The possible compensation (or lack thereof) for egg donation will depend upon the country of the donor and recipient. In a number of countries, donating an egg falls under the same classification as donating an organ; because of this, there isn't compensation. In the United States, however, donors could possibly be offered several thousands of dollars for a single attempt at egg collection.

Possible risks
Egg donation comes with its own unique risks for the donor, including the chance of ovary overstimulation and infection. However, to date, there haven't been any studies that have conclusively determined whether or not egg donation has an inhibitory effect on the donor's fertility.

The psychological impact of egg donation selectiveness
A good number of the women who choose to donate eggs are happy to do so, and yet at the same time, there are also women (about one out of five) who have understandable doubts about the process. Egg brokers will specifically express an interest for donors who possess (or don't possess) a number of personal and biological characteristics, from intelligence to physical weight and appearance; depending on a donor's personal feelings about the selection process, this may or may not create tension between the donor and egg recipient.

Egg donation can pose just as many emotional hurdles and health implications for the donor as it does for the recipient. If you're ever considering becoming an egg donor, make sure to become familiar with the policies of the institution carrying out the procedure. Contact a professional from a clinic like the Missouri Center for Reproductive Medicine if you have questions. It can also help to prepare for the high variance in personal standards for egg donation between different possible recipients.

Author's Bio: 

Dixie Somers is a freelance writer and blogger for business, home, and family niches.
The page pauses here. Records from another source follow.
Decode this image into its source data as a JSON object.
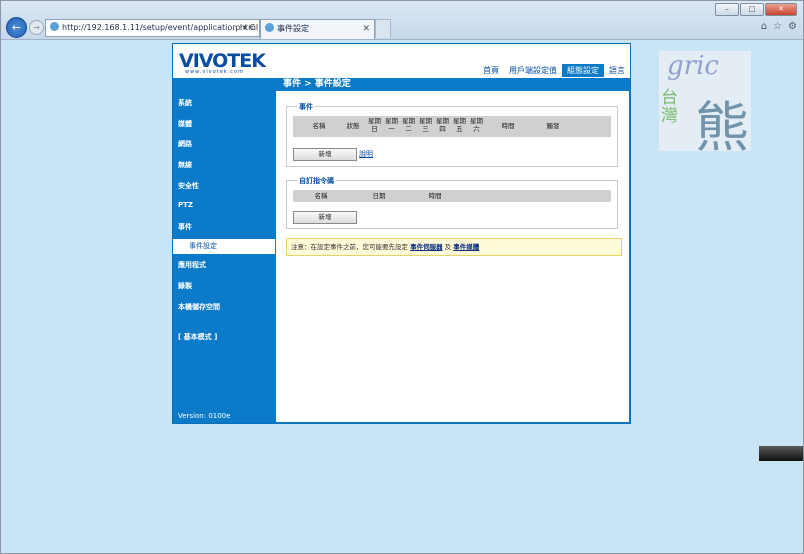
{
  "browser": {
    "url": "http://192.168.1.11/setup/event/application.html",
    "address_controls": "ρ ▾ C",
    "tab_title": "事件設定",
    "tab_close": "✕",
    "win_min": "–",
    "win_max": "□",
    "win_close": "✕",
    "back": "←",
    "fwd": "→",
    "tools": [
      "⌂",
      "☆",
      "⚙"
    ]
  },
  "header": {
    "logo": "VIVOTEK",
    "logo_sub": "www.vivotek.com",
    "nav": [
      "首頁",
      "用戶端設定值",
      "組態設定",
      "語言"
    ],
    "active_nav": "組態設定"
  },
  "page_title": "事件 > 事件設定",
  "sidebar": {
    "items": [
      "系統",
      "媒體",
      "網路",
      "無線",
      "安全性",
      "PTZ",
      "事件"
    ],
    "sub_item": "事件設定",
    "items2": [
      "應用程式",
      "錄製",
      "本機儲存空間"
    ],
    "basic_mode": "[ 基本模式 ]",
    "version": "Version: 0100e"
  },
  "event_section": {
    "legend": "事件",
    "columns": [
      "名稱",
      "狀態",
      "星期\n日",
      "星期\n一",
      "星期\n二",
      "星期\n三",
      "星期\n四",
      "星期\n五",
      "星期\n六",
      "時間",
      "觸發"
    ],
    "add_button": "新增",
    "help_link": "說明"
  },
  "cmd_section": {
    "legend": "自訂指令碼",
    "columns": [
      "名稱",
      "日期",
      "時間"
    ],
    "add_button": "新增"
  },
  "notice": {
    "prefix": "注意：在設定事件之前，您可能要先設定",
    "link1": "事件伺服器",
    "mid": "及",
    "link2": "事件媒體"
  },
  "watermark": {
    "word": "gric",
    "small_chars": "台灣",
    "big_char": "熊"
  }
}
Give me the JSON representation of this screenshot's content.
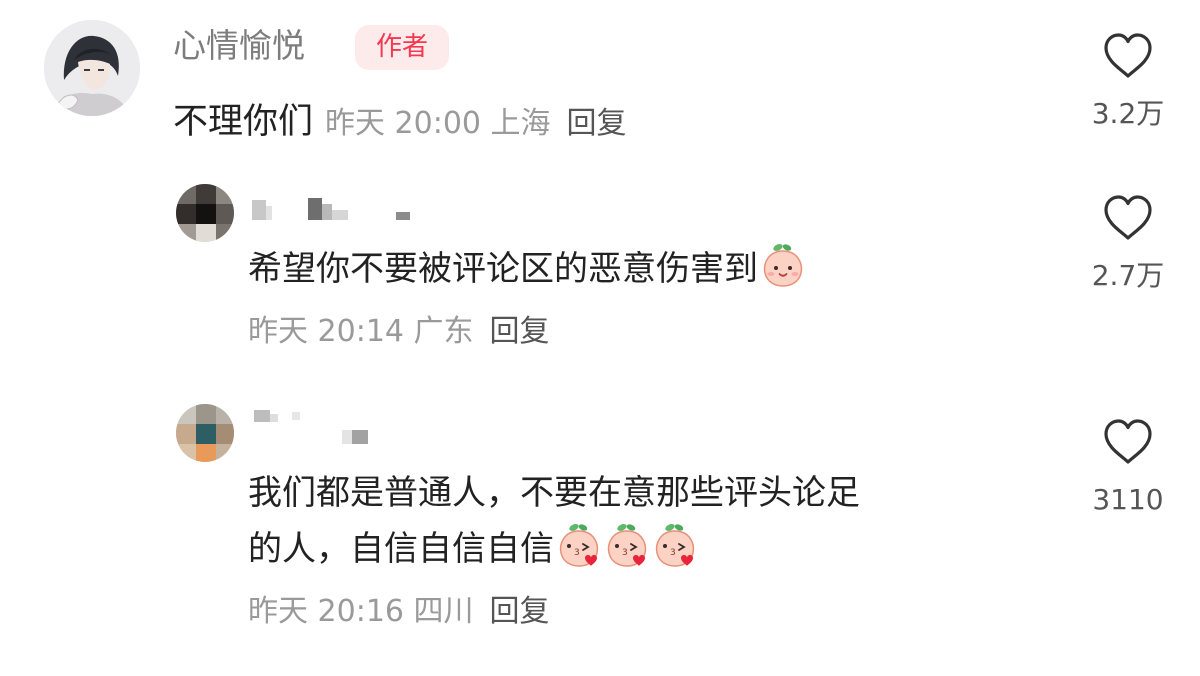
{
  "author_comment": {
    "username": "心情愉悦",
    "badge": "作者",
    "text": "不理你们",
    "meta": "昨天 20:00 上海",
    "reply_label": "回复",
    "likes": "3.2万"
  },
  "replies": [
    {
      "text": "希望你不要被评论区的恶意伤害到",
      "emojis": [
        "peach-face-emoji"
      ],
      "meta": "昨天 20:14 广东",
      "reply_label": "回复",
      "likes": "2.7万"
    },
    {
      "text_line1": "我们都是普通人，不要在意那些评头论足",
      "text_line2": "的人，自信自信自信",
      "emojis": [
        "peach-kiss-emoji",
        "peach-kiss-emoji",
        "peach-kiss-emoji"
      ],
      "meta": "昨天 20:16 四川",
      "reply_label": "回复",
      "likes": "3110"
    }
  ],
  "colors": {
    "username": "#7d7d7d",
    "badge_text": "#f5384f",
    "badge_bg": "#fdeaea",
    "meta": "#9a9a9a",
    "body_text": "#222222"
  }
}
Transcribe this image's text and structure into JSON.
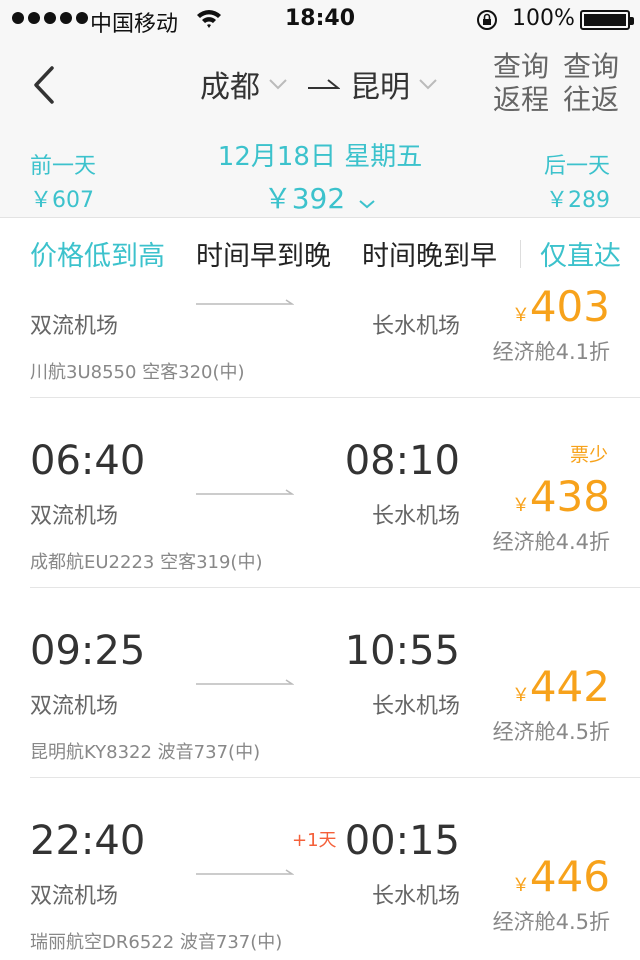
{
  "status_bar": {
    "carrier": "中国移动",
    "time": "18:40",
    "battery": "100%"
  },
  "header": {
    "from_city": "成都",
    "to_city": "昆明",
    "query_return_line1": "查询",
    "query_return_line2": "返程",
    "query_round_line1": "查询",
    "query_round_line2": "往返"
  },
  "date_bar": {
    "prev_label": "前一天",
    "prev_price": "￥607",
    "current_date": "12月18日 星期五",
    "current_price": "￥392",
    "next_label": "后一天",
    "next_price": "￥289"
  },
  "sort": {
    "price_low_high": "价格低到高",
    "time_early_late": "时间早到晚",
    "time_late_early": "时间晚到早",
    "direct_only": "仅直达"
  },
  "flights": [
    {
      "dep_airport": "双流机场",
      "arr_airport": "长水机场",
      "currency": "￥",
      "price": "403",
      "cabin": "经济舱4.1折",
      "info": "川航3U8550 空客320(中)"
    },
    {
      "dep_time": "06:40",
      "arr_time": "08:10",
      "dep_airport": "双流机场",
      "arr_airport": "长水机场",
      "badge": "票少",
      "currency": "￥",
      "price": "438",
      "cabin": "经济舱4.4折",
      "info": "成都航EU2223 空客319(中)"
    },
    {
      "dep_time": "09:25",
      "arr_time": "10:55",
      "dep_airport": "双流机场",
      "arr_airport": "长水机场",
      "currency": "￥",
      "price": "442",
      "cabin": "经济舱4.5折",
      "info": "昆明航KY8322 波音737(中)"
    },
    {
      "dep_time": "22:40",
      "arr_time": "00:15",
      "plus_day": "+1天",
      "dep_airport": "双流机场",
      "arr_airport": "长水机场",
      "currency": "￥",
      "price": "446",
      "cabin": "经济舱4.5折",
      "info": "瑞丽航空DR6522 波音737(中)"
    }
  ],
  "colors": {
    "accent": "#3cc2cc",
    "price": "#f7a21b",
    "plus_day": "#f4603a"
  }
}
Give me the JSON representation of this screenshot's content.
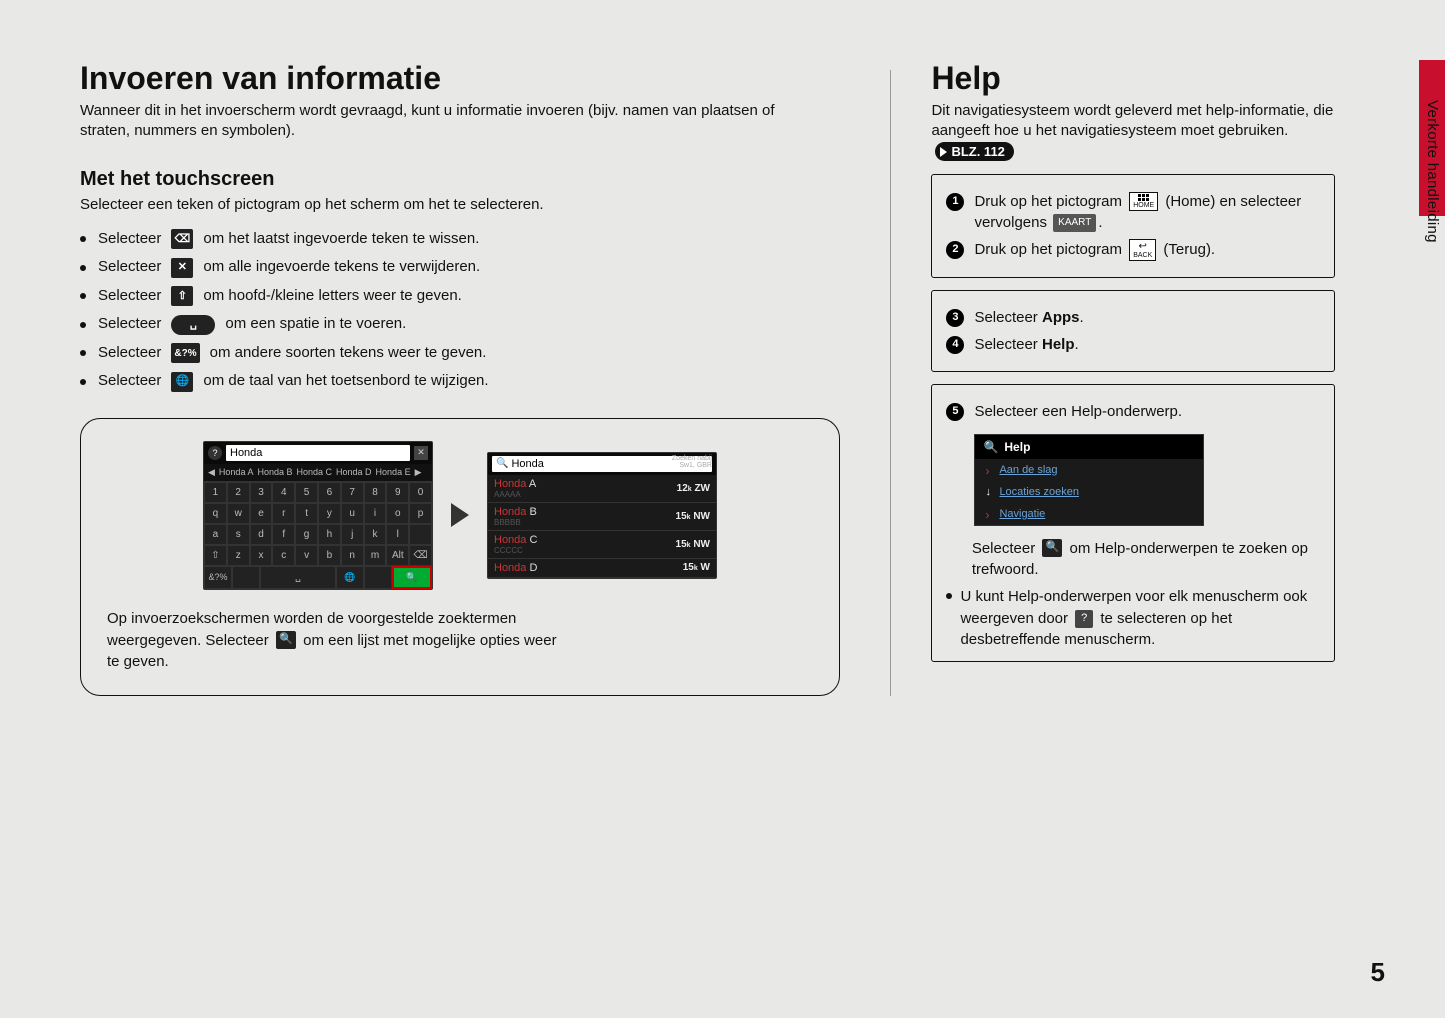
{
  "sideTab": {
    "label": "Verkorte handleiding"
  },
  "pageNumber": "5",
  "left": {
    "title": "Invoeren van informatie",
    "intro": "Wanneer dit in het invoerscherm wordt gevraagd, kunt u informatie invoeren (bijv. namen van plaatsen of straten, nummers en symbolen).",
    "subheading": "Met het touchscreen",
    "subintro": "Selecteer een teken of pictogram op het scherm om het te selecteren.",
    "bullets": [
      {
        "pre": "Selecteer",
        "icon": "backspace-icon",
        "text": "om het laatst ingevoerde teken te wissen."
      },
      {
        "pre": "Selecteer",
        "icon": "clear-icon",
        "text": "om alle ingevoerde tekens te verwijderen."
      },
      {
        "pre": "Selecteer",
        "icon": "shift-icon",
        "text": "om hoofd-/kleine letters weer te geven."
      },
      {
        "pre": "Selecteer",
        "icon": "space-icon",
        "text": "om een spatie in te voeren."
      },
      {
        "pre": "Selecteer",
        "icon": "symbols-icon",
        "text": "om andere soorten tekens weer te geven."
      },
      {
        "pre": "Selecteer",
        "icon": "globe-icon",
        "text": "om de taal van het toetsenbord te wijzigen."
      }
    ],
    "iconGlyphs": {
      "backspace-icon": "⌫",
      "clear-icon": "✕",
      "shift-icon": "⇧",
      "space-icon": "␣",
      "symbols-icon": "&?%",
      "globe-icon": "🌐"
    },
    "keyboardScreenshot": {
      "searchValue": "Honda",
      "suggestions": [
        "Honda A",
        "Honda B",
        "Honda C",
        "Honda D",
        "Honda E"
      ],
      "row1": [
        "1",
        "2",
        "3",
        "4",
        "5",
        "6",
        "7",
        "8",
        "9",
        "0"
      ],
      "row2": [
        "q",
        "w",
        "e",
        "r",
        "t",
        "y",
        "u",
        "i",
        "o",
        "p"
      ],
      "row3": [
        "a",
        "s",
        "d",
        "f",
        "g",
        "h",
        "j",
        "k",
        "l",
        ""
      ],
      "row4": [
        "⇧",
        "z",
        "x",
        "c",
        "v",
        "b",
        "n",
        "m",
        "Alt",
        "⌫"
      ],
      "bottom": {
        "symbols": "&?%",
        "space": "␣",
        "globe": "🌐",
        "search": "🔍"
      }
    },
    "resultsScreenshot": {
      "searchValue": "Honda",
      "cornerLabel": "Zoeken nabij\nSw1, GBR",
      "rows": [
        {
          "name": "Honda A",
          "sub": "AAAAA",
          "dist": "12",
          "unit": "ZW"
        },
        {
          "name": "Honda B",
          "sub": "BBBBB",
          "dist": "15",
          "unit": "NW"
        },
        {
          "name": "Honda C",
          "sub": "CCCCC",
          "dist": "15",
          "unit": "NW"
        },
        {
          "name": "Honda D",
          "sub": "",
          "dist": "15",
          "unit": "W"
        }
      ]
    },
    "caption": {
      "line1": "Op invoerzoekschermen worden de voorgestelde zoektermen",
      "line2a": "weergegeven. Selecteer",
      "line2b": "om een lijst met mogelijke opties weer",
      "line3": "te geven."
    }
  },
  "right": {
    "title": "Help",
    "intro": "Dit navigatiesysteem wordt geleverd met help-informatie, die aangeeft hoe u het navigatiesysteem moet gebruiken.",
    "pageRef": "BLZ. 112",
    "box1": {
      "step1": {
        "pre": "Druk op het pictogram",
        "homeLabel": "HOME",
        "mid": "(Home) en selecteer vervolgens",
        "kaart": "KAART",
        "post": "."
      },
      "step2": {
        "pre": "Druk op het pictogram",
        "backLabel": "BACK",
        "post": "(Terug)."
      }
    },
    "box2": {
      "step3": {
        "pre": "Selecteer",
        "bold": "Apps",
        "post": "."
      },
      "step4": {
        "pre": "Selecteer",
        "bold": "Help",
        "post": "."
      }
    },
    "box3": {
      "step5": "Selecteer een Help-onderwerp.",
      "helpShot": {
        "title": "Help",
        "items": [
          "Aan de slag",
          "Locaties zoeken",
          "Navigatie"
        ]
      },
      "afterPre": "Selecteer",
      "afterPost": "om Help-onderwerpen te zoeken op trefwoord.",
      "bullet": "U kunt Help-onderwerpen voor elk menuscherm ook weergeven door",
      "bulletMid": "te selecteren op het desbetreffende menuscherm."
    }
  }
}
Dixie lives in Phoenix, Arizona, and is the proud mother of three beautiful girls and wife to a wonderful husband.